● What this task involves:
From the material below, return every line that includes "метаданных".

● Entries shown:

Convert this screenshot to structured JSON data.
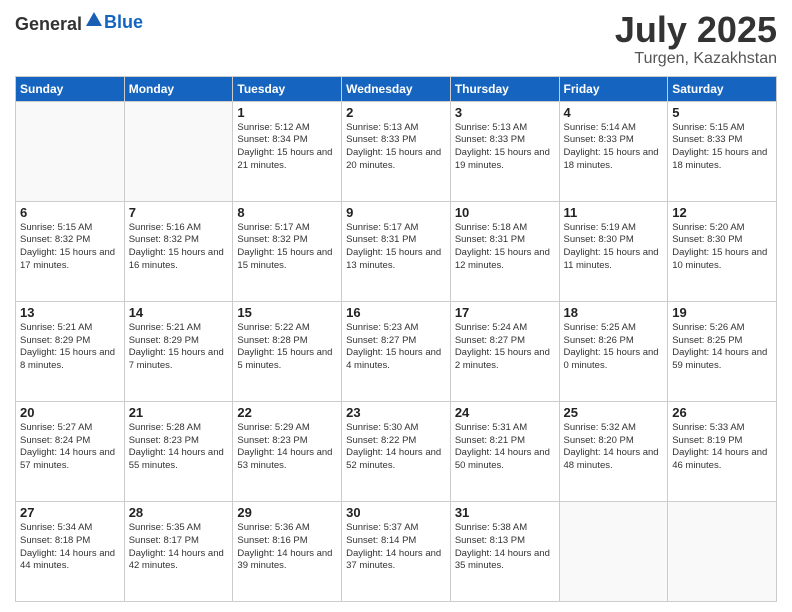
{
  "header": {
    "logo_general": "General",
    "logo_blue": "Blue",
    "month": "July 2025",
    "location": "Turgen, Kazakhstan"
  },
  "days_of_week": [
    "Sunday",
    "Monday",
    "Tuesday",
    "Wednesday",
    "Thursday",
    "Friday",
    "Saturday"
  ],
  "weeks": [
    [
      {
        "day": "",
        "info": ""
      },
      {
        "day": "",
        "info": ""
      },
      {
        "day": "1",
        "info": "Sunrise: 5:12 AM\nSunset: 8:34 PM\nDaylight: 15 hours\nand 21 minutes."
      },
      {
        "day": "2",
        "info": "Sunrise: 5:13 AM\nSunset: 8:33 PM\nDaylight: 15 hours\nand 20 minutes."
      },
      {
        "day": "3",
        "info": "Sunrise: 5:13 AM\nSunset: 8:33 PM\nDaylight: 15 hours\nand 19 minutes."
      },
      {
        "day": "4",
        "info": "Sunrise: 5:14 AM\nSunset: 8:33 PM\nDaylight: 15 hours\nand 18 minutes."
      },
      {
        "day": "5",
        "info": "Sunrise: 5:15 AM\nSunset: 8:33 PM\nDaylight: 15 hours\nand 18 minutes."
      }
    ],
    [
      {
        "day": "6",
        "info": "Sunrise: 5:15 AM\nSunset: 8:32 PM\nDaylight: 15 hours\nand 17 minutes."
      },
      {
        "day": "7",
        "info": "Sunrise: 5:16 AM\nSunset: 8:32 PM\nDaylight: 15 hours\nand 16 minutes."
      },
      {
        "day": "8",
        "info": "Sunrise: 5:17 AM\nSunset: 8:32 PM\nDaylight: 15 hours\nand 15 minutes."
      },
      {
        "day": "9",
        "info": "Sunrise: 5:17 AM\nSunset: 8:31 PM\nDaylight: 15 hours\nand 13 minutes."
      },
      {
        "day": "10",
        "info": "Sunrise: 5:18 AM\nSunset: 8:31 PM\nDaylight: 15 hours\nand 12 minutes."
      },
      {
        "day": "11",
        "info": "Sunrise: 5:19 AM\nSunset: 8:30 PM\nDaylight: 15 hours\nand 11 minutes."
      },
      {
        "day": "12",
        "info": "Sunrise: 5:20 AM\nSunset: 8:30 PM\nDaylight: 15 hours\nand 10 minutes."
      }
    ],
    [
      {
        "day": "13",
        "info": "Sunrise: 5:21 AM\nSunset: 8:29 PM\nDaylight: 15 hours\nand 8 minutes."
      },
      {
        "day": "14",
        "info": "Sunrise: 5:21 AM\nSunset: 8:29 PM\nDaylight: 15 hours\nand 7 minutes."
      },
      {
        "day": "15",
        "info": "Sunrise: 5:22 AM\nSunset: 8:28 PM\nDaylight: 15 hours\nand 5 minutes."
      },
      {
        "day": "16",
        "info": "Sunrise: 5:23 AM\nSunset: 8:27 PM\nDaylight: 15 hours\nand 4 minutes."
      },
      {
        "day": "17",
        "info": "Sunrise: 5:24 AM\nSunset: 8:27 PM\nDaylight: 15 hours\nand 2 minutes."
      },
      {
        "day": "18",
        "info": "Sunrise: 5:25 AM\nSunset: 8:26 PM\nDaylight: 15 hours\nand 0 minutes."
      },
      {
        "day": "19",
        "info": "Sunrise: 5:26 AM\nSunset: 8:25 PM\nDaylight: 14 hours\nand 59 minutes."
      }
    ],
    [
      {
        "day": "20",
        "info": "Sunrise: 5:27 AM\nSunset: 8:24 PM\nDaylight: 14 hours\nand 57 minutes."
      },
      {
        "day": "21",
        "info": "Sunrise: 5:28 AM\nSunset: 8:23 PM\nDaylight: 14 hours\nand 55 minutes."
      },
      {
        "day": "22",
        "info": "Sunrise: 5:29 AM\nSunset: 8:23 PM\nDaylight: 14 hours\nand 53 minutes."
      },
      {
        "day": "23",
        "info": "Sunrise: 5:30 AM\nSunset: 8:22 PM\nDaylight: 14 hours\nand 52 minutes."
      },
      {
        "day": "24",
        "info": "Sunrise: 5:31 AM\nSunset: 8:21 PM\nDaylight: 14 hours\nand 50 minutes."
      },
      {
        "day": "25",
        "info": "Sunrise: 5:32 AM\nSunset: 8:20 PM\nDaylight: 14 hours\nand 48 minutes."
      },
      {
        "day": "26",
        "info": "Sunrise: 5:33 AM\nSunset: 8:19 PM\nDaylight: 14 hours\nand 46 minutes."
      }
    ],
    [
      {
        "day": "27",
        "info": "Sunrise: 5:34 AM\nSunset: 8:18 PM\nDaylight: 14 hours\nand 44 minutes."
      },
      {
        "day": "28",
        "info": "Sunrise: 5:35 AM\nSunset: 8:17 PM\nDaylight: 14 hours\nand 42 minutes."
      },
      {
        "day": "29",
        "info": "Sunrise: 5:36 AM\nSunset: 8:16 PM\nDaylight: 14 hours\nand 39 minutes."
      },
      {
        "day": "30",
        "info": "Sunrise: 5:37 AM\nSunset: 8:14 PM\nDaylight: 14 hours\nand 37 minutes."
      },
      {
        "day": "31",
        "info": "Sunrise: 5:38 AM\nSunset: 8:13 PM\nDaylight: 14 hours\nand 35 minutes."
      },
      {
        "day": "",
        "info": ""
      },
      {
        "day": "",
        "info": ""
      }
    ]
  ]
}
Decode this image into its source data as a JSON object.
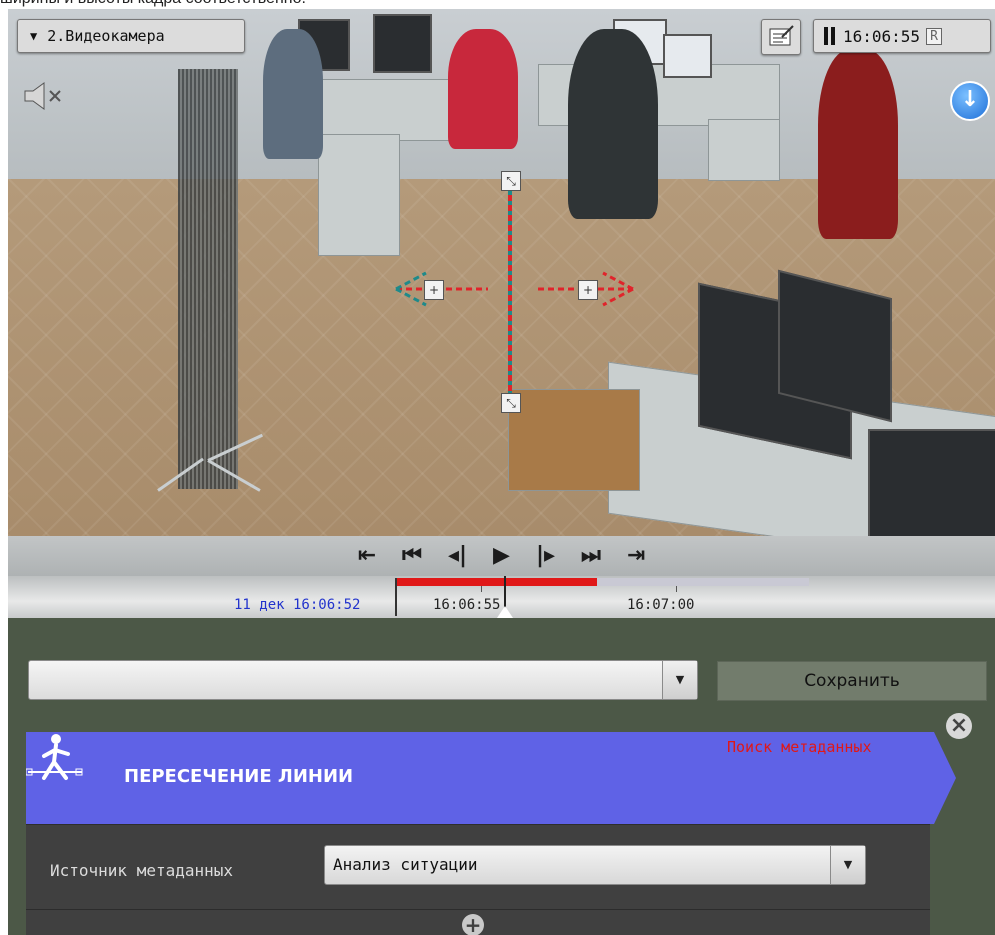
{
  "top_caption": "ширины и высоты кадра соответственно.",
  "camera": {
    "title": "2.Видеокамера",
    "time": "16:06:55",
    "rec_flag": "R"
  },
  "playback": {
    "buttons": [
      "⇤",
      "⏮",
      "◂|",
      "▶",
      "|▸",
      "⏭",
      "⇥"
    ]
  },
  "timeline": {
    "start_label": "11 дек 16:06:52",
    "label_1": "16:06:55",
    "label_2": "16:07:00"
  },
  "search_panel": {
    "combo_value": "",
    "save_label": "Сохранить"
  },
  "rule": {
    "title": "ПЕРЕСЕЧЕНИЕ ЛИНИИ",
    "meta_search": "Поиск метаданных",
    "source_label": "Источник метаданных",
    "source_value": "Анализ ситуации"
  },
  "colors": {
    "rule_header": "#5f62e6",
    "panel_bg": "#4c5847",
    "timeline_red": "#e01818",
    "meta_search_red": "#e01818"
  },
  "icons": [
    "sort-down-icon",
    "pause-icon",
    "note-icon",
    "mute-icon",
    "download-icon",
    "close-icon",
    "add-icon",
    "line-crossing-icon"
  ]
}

● Response area:
    "meta_search": "Поиск метаданных",
    "source_label": "Источник метаданных",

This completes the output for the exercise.